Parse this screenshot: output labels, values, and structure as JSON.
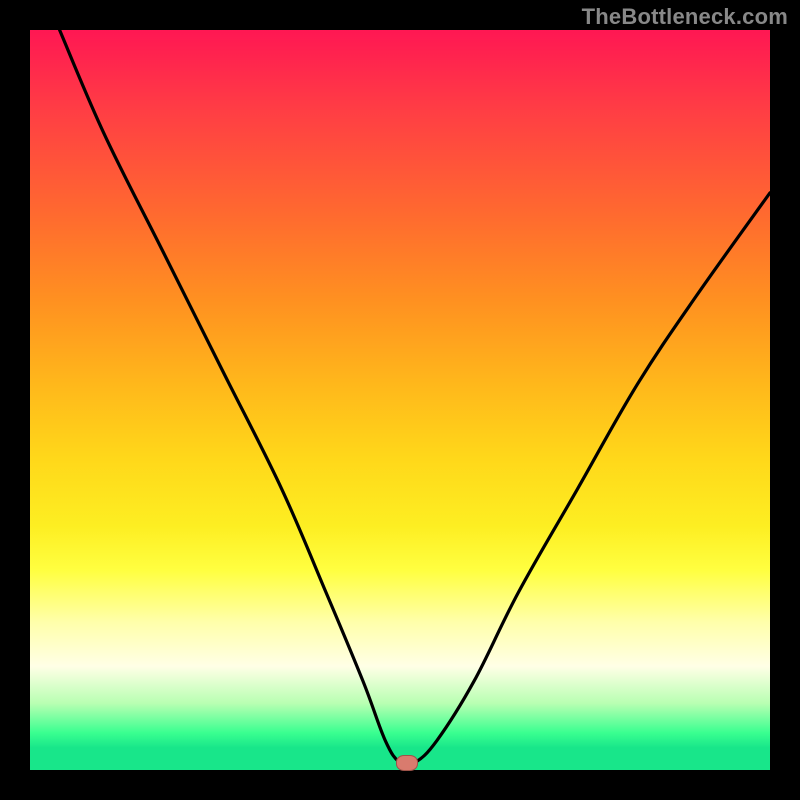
{
  "watermark": "TheBottleneck.com",
  "chart_data": {
    "type": "line",
    "title": "",
    "xlabel": "",
    "ylabel": "",
    "xlim": [
      0,
      100
    ],
    "ylim": [
      0,
      100
    ],
    "grid": false,
    "series": [
      {
        "name": "bottleneck-curve",
        "x": [
          4,
          10,
          18,
          26,
          34,
          40,
          45,
          48,
          50,
          52,
          55,
          60,
          66,
          74,
          82,
          90,
          100
        ],
        "values": [
          100,
          86,
          70,
          54,
          38,
          24,
          12,
          4,
          1,
          1,
          4,
          12,
          24,
          38,
          52,
          64,
          78
        ]
      }
    ],
    "annotations": [
      {
        "name": "optimal-point",
        "x": 51,
        "y": 1
      }
    ],
    "background_gradient": {
      "stops": [
        {
          "pos": 0,
          "color": "#ff1753"
        },
        {
          "pos": 11,
          "color": "#ff3e44"
        },
        {
          "pos": 25,
          "color": "#ff6a2f"
        },
        {
          "pos": 37,
          "color": "#ff9220"
        },
        {
          "pos": 48,
          "color": "#ffb81b"
        },
        {
          "pos": 58,
          "color": "#ffd81a"
        },
        {
          "pos": 67,
          "color": "#fdee22"
        },
        {
          "pos": 73,
          "color": "#ffff40"
        },
        {
          "pos": 80,
          "color": "#ffffaa"
        },
        {
          "pos": 86,
          "color": "#ffffe6"
        },
        {
          "pos": 91,
          "color": "#b8ffb2"
        },
        {
          "pos": 95,
          "color": "#39ff90"
        },
        {
          "pos": 100,
          "color": "#18e68a"
        }
      ]
    },
    "marker_color": "#d97b6e"
  }
}
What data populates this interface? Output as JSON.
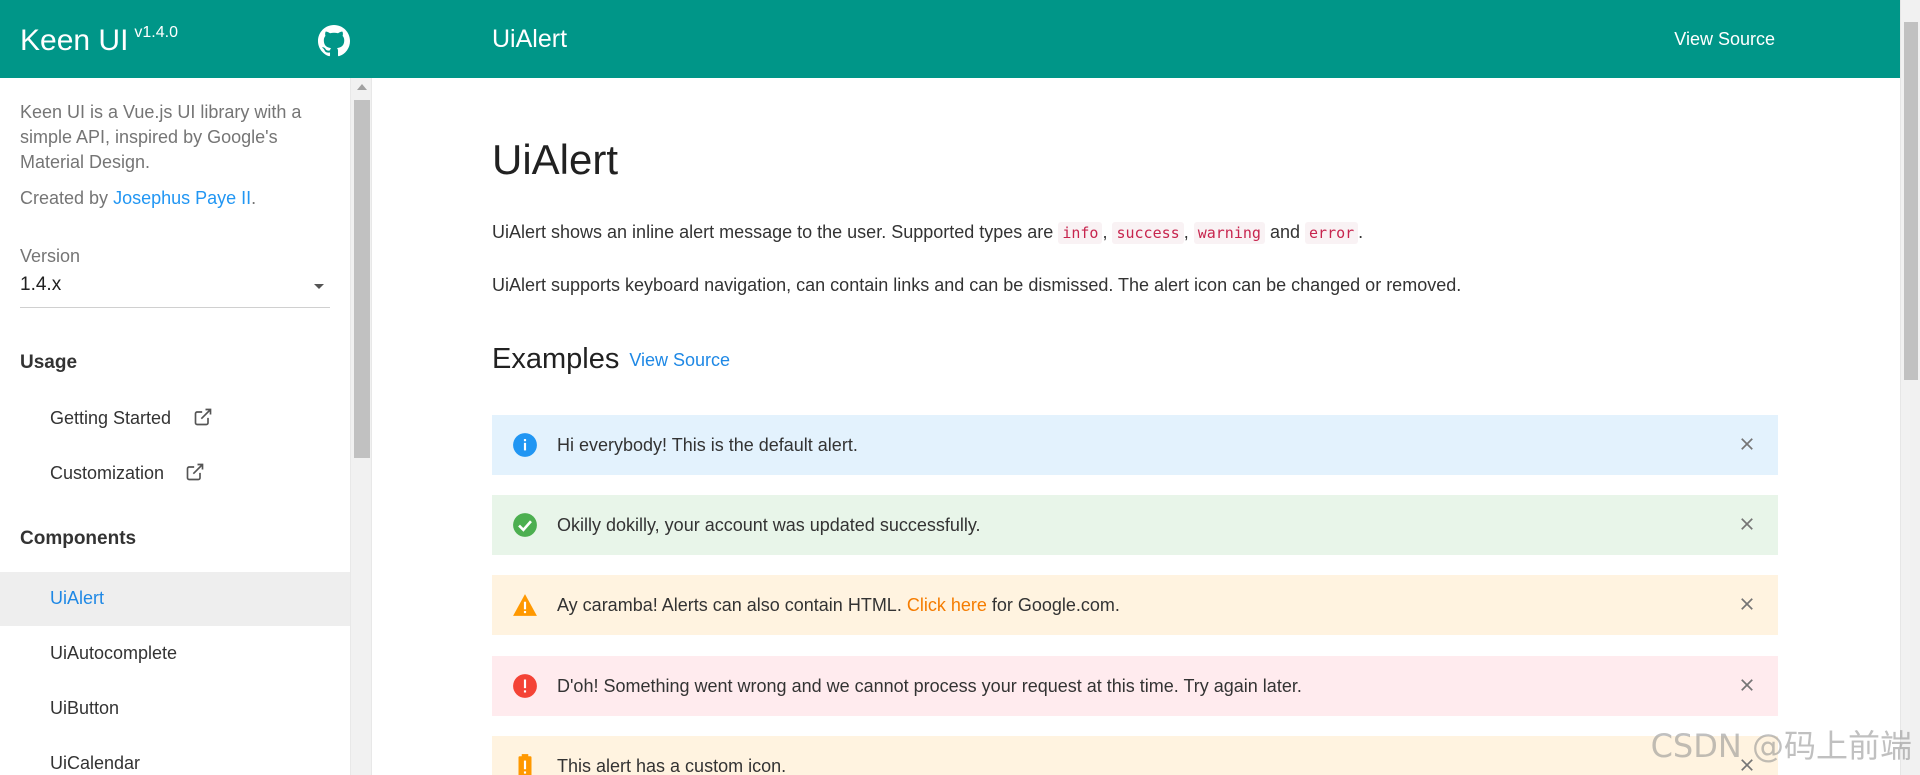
{
  "header": {
    "brand": "Keen UI",
    "version": "v1.4.0",
    "page_title": "UiAlert",
    "view_source": "View Source"
  },
  "sidebar": {
    "description": "Keen UI is a Vue.js UI library with a simple API, inspired by Google's Material Design.",
    "created_by_prefix": "Created by ",
    "author": "Josephus Paye II",
    "created_by_suffix": ".",
    "version_label": "Version",
    "version_value": "1.4.x",
    "usage_title": "Usage",
    "usage_items": [
      {
        "label": "Getting Started"
      },
      {
        "label": "Customization"
      }
    ],
    "components_title": "Components",
    "component_items": [
      {
        "label": "UiAlert",
        "active": true
      },
      {
        "label": "UiAutocomplete"
      },
      {
        "label": "UiButton"
      },
      {
        "label": "UiCalendar"
      }
    ]
  },
  "main": {
    "title": "UiAlert",
    "intro_prefix": "UiAlert shows an inline alert message to the user. Supported types are ",
    "types": [
      "info",
      "success",
      "warning",
      "error"
    ],
    "comma": ",",
    "and": "and",
    "period": ".",
    "intro2": "UiAlert supports keyboard navigation, can contain links and can be dismissed. The alert icon can be changed or removed.",
    "examples_title": "Examples",
    "examples_link": "View Source",
    "alerts": [
      {
        "type": "info",
        "message": "Hi everybody! This is the default alert.",
        "icon": "info-icon"
      },
      {
        "type": "success",
        "message": "Okilly dokilly, your account was updated successfully.",
        "icon": "check-circle-icon"
      },
      {
        "type": "warning",
        "message_prefix": "Ay caramba! Alerts can also contain HTML. ",
        "link": "Click here",
        "message_suffix": " for Google.com.",
        "icon": "warning-icon"
      },
      {
        "type": "error",
        "message": "D'oh! Something went wrong and we cannot process your request at this time. Try again later.",
        "icon": "error-icon"
      },
      {
        "type": "custom",
        "message": "This alert has a custom icon.",
        "icon": "battery-alert-icon"
      }
    ]
  },
  "watermark": "CSDN @码上前端",
  "colors": {
    "header": "#009688",
    "link": "#1e88e5",
    "info": "#2196f3",
    "success": "#4caf50",
    "warning": "#ff9800",
    "error": "#f44336"
  }
}
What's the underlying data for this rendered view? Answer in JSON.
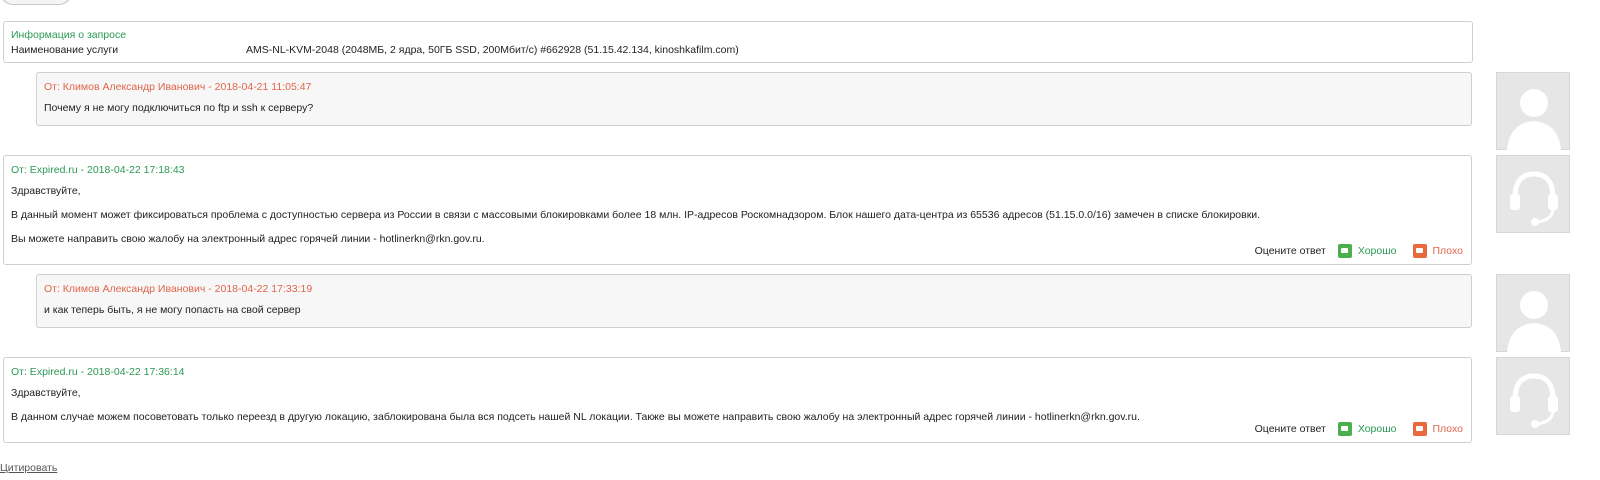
{
  "info": {
    "title": "Информация о запросе",
    "service_label": "Наименование услуги",
    "service_value": "AMS-NL-KVM-2048 (2048МБ, 2 ядра, 50ГБ SSD, 200Мбит/с) #662928 (51.15.42.134, kinoshkafilm.com)"
  },
  "messages": [
    {
      "header": "От: Климов Александр Иванович - 2018-04-21 11:05:47",
      "lines": [
        "Почему я не могу подключиться по ftp и ssh к серверу?"
      ]
    },
    {
      "header": "От: Expired.ru - 2018-04-22 17:18:43",
      "lines": [
        "Здравствуйте,",
        "В данный момент может фиксироваться проблема с доступностью сервера из России в связи с массовыми блокировками более 18 млн. IP-адресов Роскомнадзором. Блок нашего дата-центра из 65536 адресов (51.15.0.0/16) замечен в списке блокировки.",
        "Вы можете направить свою жалобу на электронный адрес горячей линии - hotlinerkn@rkn.gov.ru."
      ]
    },
    {
      "header": "От: Климов Александр Иванович - 2018-04-22 17:33:19",
      "lines": [
        "и как теперь быть, я не могу попасть на свой сервер"
      ]
    },
    {
      "header": "От: Expired.ru - 2018-04-22 17:36:14",
      "lines": [
        "Здравствуйте,",
        "В данном случае можем посоветовать только переезд в другую локацию, заблокирована была вся подсеть нашей NL локации. Также вы можете направить свою жалобу на электронный адрес горячей линии - hotlinerkn@rkn.gov.ru."
      ]
    }
  ],
  "rating": {
    "label": "Оцените ответ",
    "good": "Хорошо",
    "bad": "Плохо"
  },
  "quote_link": "Цитировать",
  "colors": {
    "support_header": "#2a9a55",
    "client_header": "#e0654a",
    "good": "#4cae4c",
    "bad": "#e86a3c"
  },
  "icons": {
    "client_avatar": "user-silhouette-icon",
    "support_avatar": "headset-icon",
    "good": "thumbs-up-icon",
    "bad": "thumbs-down-icon"
  }
}
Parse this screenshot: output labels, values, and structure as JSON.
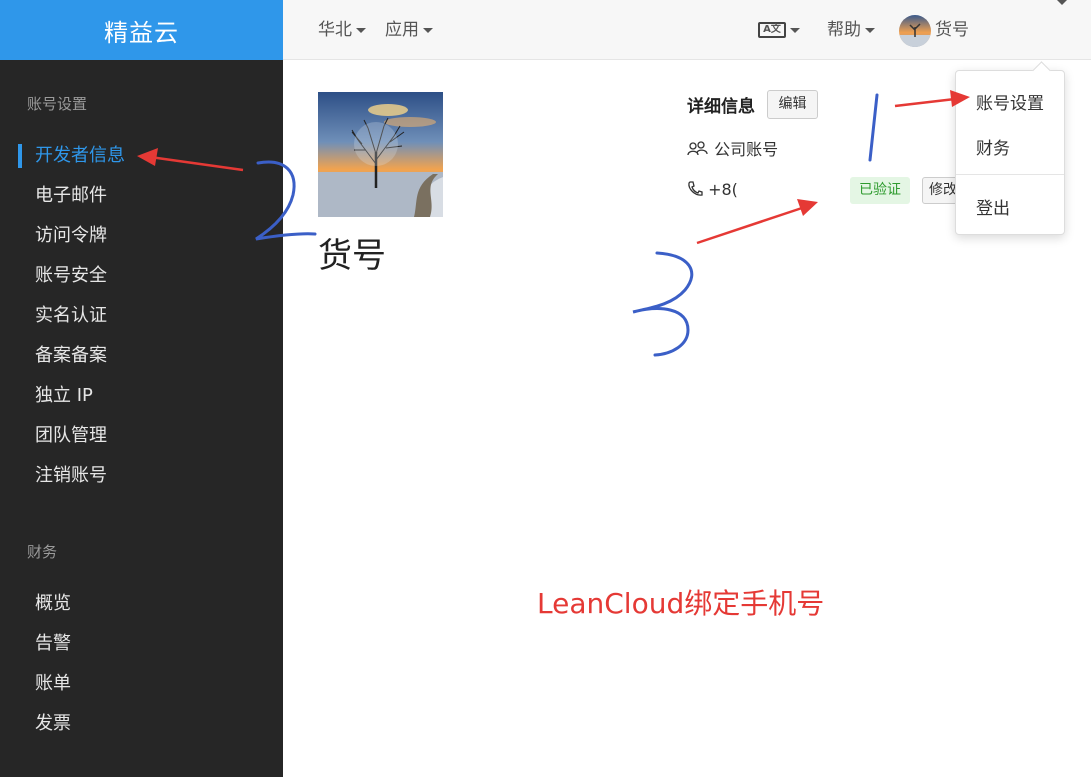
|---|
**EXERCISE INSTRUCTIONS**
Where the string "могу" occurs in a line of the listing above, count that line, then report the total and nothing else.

**OUTPUT FOR THIS TASK**
2